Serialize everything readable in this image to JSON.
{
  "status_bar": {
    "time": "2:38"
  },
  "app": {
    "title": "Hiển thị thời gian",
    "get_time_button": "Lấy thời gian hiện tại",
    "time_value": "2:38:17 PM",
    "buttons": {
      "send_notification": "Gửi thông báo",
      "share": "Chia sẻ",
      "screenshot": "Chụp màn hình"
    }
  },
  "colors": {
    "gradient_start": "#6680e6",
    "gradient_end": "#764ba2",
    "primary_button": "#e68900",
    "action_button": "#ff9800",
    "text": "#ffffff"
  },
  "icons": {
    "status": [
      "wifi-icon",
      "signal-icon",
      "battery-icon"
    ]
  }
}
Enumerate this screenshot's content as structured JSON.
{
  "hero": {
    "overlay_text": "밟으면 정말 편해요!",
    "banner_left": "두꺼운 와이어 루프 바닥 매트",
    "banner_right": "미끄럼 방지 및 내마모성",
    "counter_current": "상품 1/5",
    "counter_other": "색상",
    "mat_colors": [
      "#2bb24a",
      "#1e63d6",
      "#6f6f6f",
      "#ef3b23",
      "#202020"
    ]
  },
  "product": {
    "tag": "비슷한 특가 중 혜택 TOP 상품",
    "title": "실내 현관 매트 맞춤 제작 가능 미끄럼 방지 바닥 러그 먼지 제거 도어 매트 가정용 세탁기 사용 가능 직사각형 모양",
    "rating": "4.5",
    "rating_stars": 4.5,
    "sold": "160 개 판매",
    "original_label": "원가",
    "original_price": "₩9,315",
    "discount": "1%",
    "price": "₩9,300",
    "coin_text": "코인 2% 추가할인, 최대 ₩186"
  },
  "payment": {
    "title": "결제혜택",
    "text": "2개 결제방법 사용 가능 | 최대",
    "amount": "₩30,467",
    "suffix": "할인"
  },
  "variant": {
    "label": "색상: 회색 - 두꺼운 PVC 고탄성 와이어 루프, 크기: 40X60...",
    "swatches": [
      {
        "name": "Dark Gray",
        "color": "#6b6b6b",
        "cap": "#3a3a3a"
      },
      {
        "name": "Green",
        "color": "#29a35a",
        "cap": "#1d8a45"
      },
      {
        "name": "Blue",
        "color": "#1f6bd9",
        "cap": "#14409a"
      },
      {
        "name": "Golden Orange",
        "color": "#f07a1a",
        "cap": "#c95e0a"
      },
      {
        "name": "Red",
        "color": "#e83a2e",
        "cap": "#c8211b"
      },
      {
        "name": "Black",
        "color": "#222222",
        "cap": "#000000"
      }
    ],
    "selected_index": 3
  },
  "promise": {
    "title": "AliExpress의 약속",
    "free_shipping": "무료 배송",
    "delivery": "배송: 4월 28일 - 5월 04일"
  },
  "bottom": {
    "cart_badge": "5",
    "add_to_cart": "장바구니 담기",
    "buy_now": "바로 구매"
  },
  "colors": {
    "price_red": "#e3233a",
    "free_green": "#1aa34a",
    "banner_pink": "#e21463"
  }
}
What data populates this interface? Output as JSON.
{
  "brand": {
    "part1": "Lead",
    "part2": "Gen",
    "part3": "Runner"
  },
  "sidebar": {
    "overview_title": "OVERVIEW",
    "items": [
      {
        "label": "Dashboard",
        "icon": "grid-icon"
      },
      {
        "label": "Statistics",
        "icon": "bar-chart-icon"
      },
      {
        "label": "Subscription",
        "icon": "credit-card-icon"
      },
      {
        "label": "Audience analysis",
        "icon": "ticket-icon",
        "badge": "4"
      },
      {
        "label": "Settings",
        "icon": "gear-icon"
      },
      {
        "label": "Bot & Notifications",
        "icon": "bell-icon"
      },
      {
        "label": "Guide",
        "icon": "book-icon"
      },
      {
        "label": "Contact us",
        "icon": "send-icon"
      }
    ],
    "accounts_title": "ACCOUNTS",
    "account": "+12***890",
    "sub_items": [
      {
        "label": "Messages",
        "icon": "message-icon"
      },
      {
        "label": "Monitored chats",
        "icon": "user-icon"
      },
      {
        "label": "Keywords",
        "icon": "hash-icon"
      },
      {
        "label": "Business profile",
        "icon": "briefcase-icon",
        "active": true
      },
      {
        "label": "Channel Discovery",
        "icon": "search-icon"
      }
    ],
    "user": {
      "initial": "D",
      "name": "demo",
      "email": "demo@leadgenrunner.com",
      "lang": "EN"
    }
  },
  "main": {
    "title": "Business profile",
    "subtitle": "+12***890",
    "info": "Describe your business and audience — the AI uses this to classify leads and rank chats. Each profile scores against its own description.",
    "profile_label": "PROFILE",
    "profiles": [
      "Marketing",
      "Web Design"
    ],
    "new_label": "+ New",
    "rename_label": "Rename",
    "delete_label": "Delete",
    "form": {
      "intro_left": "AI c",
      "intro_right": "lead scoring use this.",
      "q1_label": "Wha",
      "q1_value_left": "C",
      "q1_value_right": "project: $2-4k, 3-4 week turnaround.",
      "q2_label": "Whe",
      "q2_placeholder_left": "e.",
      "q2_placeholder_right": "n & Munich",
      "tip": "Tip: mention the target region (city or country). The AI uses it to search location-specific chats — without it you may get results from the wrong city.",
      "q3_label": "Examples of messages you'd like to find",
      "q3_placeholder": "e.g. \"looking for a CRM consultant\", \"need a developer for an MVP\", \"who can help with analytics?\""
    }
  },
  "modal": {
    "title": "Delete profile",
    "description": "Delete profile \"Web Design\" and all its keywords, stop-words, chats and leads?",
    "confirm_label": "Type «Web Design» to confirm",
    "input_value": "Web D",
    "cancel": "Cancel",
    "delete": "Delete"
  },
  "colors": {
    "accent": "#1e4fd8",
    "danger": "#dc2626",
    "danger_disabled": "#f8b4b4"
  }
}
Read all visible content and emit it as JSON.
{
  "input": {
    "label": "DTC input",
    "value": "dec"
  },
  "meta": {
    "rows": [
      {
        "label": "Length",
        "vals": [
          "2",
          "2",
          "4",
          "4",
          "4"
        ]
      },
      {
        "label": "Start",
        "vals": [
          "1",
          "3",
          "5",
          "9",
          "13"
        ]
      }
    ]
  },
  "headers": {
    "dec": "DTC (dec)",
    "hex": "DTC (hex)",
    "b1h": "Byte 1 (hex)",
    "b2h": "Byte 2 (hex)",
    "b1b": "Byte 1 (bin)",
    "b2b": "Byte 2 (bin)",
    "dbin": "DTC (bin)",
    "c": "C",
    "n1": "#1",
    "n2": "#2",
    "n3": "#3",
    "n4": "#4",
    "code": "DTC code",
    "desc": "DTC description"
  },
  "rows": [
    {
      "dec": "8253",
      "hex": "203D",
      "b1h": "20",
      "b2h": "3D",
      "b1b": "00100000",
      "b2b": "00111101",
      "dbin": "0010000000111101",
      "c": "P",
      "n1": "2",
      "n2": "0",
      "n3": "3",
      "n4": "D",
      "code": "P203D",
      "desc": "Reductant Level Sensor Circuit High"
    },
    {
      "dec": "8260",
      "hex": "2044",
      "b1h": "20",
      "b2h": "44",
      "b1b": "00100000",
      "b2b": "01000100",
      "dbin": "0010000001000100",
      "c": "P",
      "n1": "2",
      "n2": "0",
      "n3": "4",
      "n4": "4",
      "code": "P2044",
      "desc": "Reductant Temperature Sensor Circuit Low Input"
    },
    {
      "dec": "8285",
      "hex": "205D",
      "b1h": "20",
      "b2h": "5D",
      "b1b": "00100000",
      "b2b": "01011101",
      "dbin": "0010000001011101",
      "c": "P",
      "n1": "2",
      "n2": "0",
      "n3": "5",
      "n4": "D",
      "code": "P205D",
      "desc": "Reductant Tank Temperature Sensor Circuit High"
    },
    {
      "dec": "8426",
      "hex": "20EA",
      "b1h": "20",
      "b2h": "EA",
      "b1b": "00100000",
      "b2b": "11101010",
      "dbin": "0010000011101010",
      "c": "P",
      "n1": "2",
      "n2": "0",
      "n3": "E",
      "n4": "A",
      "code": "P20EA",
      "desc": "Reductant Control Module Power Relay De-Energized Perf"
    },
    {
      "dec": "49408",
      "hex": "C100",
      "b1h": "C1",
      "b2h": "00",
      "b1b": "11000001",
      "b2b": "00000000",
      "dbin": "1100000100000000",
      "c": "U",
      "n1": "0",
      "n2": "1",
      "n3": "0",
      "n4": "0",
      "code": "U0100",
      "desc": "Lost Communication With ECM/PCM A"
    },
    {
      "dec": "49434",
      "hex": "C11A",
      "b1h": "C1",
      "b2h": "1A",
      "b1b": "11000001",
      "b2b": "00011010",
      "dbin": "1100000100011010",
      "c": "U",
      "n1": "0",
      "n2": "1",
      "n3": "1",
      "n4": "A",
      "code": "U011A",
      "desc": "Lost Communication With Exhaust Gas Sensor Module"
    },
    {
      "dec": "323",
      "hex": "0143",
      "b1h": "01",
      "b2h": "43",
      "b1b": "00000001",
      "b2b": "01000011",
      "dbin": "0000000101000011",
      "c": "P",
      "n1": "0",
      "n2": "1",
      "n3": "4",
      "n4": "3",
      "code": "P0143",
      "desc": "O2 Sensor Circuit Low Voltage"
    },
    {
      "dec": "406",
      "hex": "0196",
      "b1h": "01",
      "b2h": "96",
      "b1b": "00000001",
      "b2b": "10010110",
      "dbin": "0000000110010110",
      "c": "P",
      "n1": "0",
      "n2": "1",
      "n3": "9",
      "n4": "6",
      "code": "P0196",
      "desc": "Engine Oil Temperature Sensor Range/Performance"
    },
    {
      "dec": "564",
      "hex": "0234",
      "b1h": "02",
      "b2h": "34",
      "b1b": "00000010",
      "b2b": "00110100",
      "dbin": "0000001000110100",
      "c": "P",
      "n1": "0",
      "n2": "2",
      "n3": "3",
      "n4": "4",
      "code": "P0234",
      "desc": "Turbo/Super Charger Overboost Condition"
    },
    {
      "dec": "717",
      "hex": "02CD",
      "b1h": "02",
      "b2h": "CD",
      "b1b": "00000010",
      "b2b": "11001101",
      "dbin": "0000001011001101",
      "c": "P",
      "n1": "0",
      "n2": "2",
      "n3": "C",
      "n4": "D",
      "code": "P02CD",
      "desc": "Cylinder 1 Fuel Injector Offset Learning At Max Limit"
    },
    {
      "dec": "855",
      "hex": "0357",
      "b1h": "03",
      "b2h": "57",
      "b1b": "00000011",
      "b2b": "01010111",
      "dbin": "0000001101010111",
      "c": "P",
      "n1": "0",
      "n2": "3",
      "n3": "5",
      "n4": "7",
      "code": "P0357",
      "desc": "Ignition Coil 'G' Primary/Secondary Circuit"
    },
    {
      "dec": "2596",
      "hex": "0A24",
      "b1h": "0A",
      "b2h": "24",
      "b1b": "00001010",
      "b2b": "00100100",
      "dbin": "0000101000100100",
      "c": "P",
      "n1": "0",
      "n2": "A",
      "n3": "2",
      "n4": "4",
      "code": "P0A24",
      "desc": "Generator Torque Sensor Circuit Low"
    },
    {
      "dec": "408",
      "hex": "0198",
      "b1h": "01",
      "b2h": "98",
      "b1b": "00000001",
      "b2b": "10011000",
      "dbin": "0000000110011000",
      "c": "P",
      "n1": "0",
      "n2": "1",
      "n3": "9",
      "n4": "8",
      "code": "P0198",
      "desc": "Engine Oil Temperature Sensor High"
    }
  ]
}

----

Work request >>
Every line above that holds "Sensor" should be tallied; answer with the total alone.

Result below >>
8